We don’t understand why it is not just a Qi standard that would allow it to
reverse charge from the Galaxy S10.
Note that the Galaxy Watch can also charge via the $159 Samsung Wireless Charger Duo pad which has WPC and Qi. The newer Galaxy Watch Active has Qi charging and supports Samsung’s reverse charging on the Galaxy S10.
LTE but not on iOS devices
Telstra, Vodafone and Optus networks only. It requires a
paired compatible smartphone and internet connection.
Telstra has a one number plan for $5 per month that links your mobile to the watch.
Optus has a $30/35 per month plan for the 42/46mm watch for
3GB data. It also offers a free number share if you have an Optus post-paid
Vodafone has a number sync plan for $5 per month.
In theory, you can use its eSiM with any carrier – locally
or internationally although bands 1, 3, 7, 8, and 20 may be limiting so check
first before travel.
Tizen WearOS 4.0
While my personal preference is to see everything go Google,

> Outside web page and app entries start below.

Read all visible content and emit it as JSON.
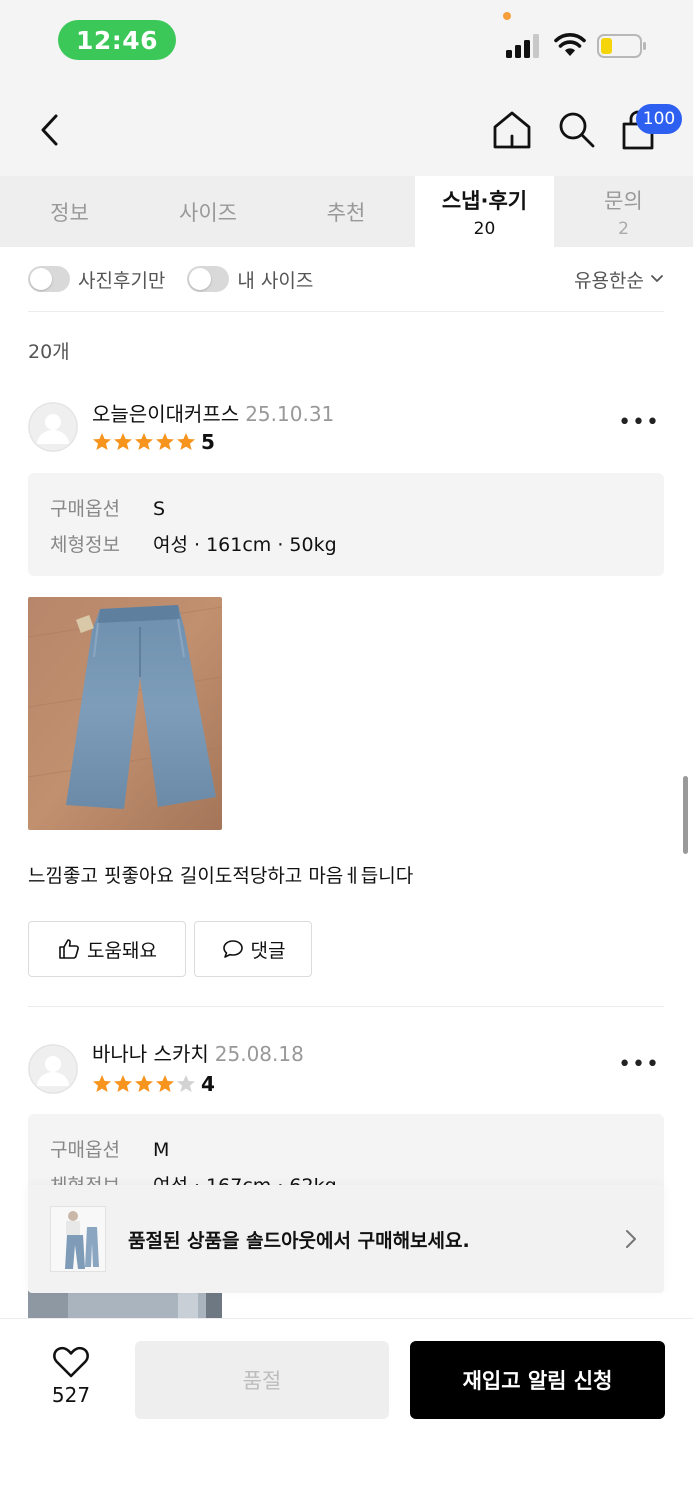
{
  "status_bar": {
    "time": "12:46"
  },
  "nav": {
    "cart_count": "100"
  },
  "tabs": [
    {
      "label": "정보",
      "count": ""
    },
    {
      "label": "사이즈",
      "count": ""
    },
    {
      "label": "추천",
      "count": ""
    },
    {
      "label": "스냅·후기",
      "count": "20",
      "active": true
    },
    {
      "label": "문의",
      "count": "2"
    }
  ],
  "filters": {
    "photo_only": "사진후기만",
    "my_size": "내 사이즈",
    "sort": "유용한순"
  },
  "review_count": "20개",
  "reviews": [
    {
      "name": "오늘은이대커프스",
      "date": "25.10.31",
      "rating": "5",
      "rating_value": 5,
      "option_key": "구매옵션",
      "option_value": "S",
      "body_key": "체형정보",
      "body_value": "여성 · 161cm · 50kg",
      "text": "느낌좋고 핏좋아요 길이도적당하고 마음ㅔ듭니다",
      "helpful_label": "도움돼요",
      "comment_label": "댓글"
    },
    {
      "name": "바나나 스카치",
      "date": "25.08.18",
      "rating": "4",
      "rating_value": 4,
      "option_key": "구매옵션",
      "option_value": "M",
      "body_key": "체형정보",
      "body_value": "여성 · 167cm · 62kg"
    }
  ],
  "banner": {
    "text": "품절된 상품을 솔드아웃에서 구매해보세요."
  },
  "bottom": {
    "like_count": "527",
    "soldout_label": "품절",
    "restock_label": "재입고 알림 신청"
  },
  "colors": {
    "time_pill": "#3cc859",
    "star": "#f7941d",
    "badge": "#2d60f0",
    "primary_button": "#000000"
  }
}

this watch sells in China where Google is not available.
So Tizen offers a good alternative with a correspondingly
small app store.
Read notifications aloud – a great access tool
but make sure that you are in a position to hear, rather than see
notifications. Pronunciation is good.
Goodnight mode to stop the watch shining every
time you move and mutes message alerts. It is similar to Do Not Disturb in
Daily Assistant/My Day watch face is a schedule,
and in limited testing, it could become my favourite setting.
Bixby replaces S-Voice, and both are equally
terrible. It would be far easier to use Google Assistant. It is all part of
making this part of the Samsung SmartThings ecosystem and geofencing etc.
You access the Galaxy Watch Apps store via the Galaxy Wear
App. There are thousands of free and paid watch faces to suit all tastes. There
are tonnes of apps including Stravia, Map My Run, Speedometer, Spotify, Uber,
In several years of using Samsung Health watches, I have never
needed to pay for an app or watch face – perhaps my Scottish heritage.
GadgetGuy’s take: Samsung Galaxy Watch for all
The prime benefit of the Galaxy Watch is that it works with
Android and iOS although some features are crippled there – Samsung Pay,
Message response, SOS, Bixby, and SmartThings. Still, it gets notifications,
and Samsung Health is not crippled.
It has great battery life, huge rotating bezel functionality and a screen to do it all. It supports Spotify playlists and download.
When rating this I have taken points off for WPC charging – otherwise its perfect.
If you only want one smartwatch, this is it.
Value for money
Ease of Use
Reader Rating0 Votes
Vivid AMOLED 3D daylight screen
46mm has a huge battery life, 42mm version is OK
Looks the part with the choice of two sizes
Samsung Health is a great general purpose health and wellbeing app
60,000 watch faces and thousands of apps – heaps of good free ones
eSIM pairing/number share is not too expensive
It’s a big watch when sometimes all you want is a fitness band
Rotten Apple cripples some of its functions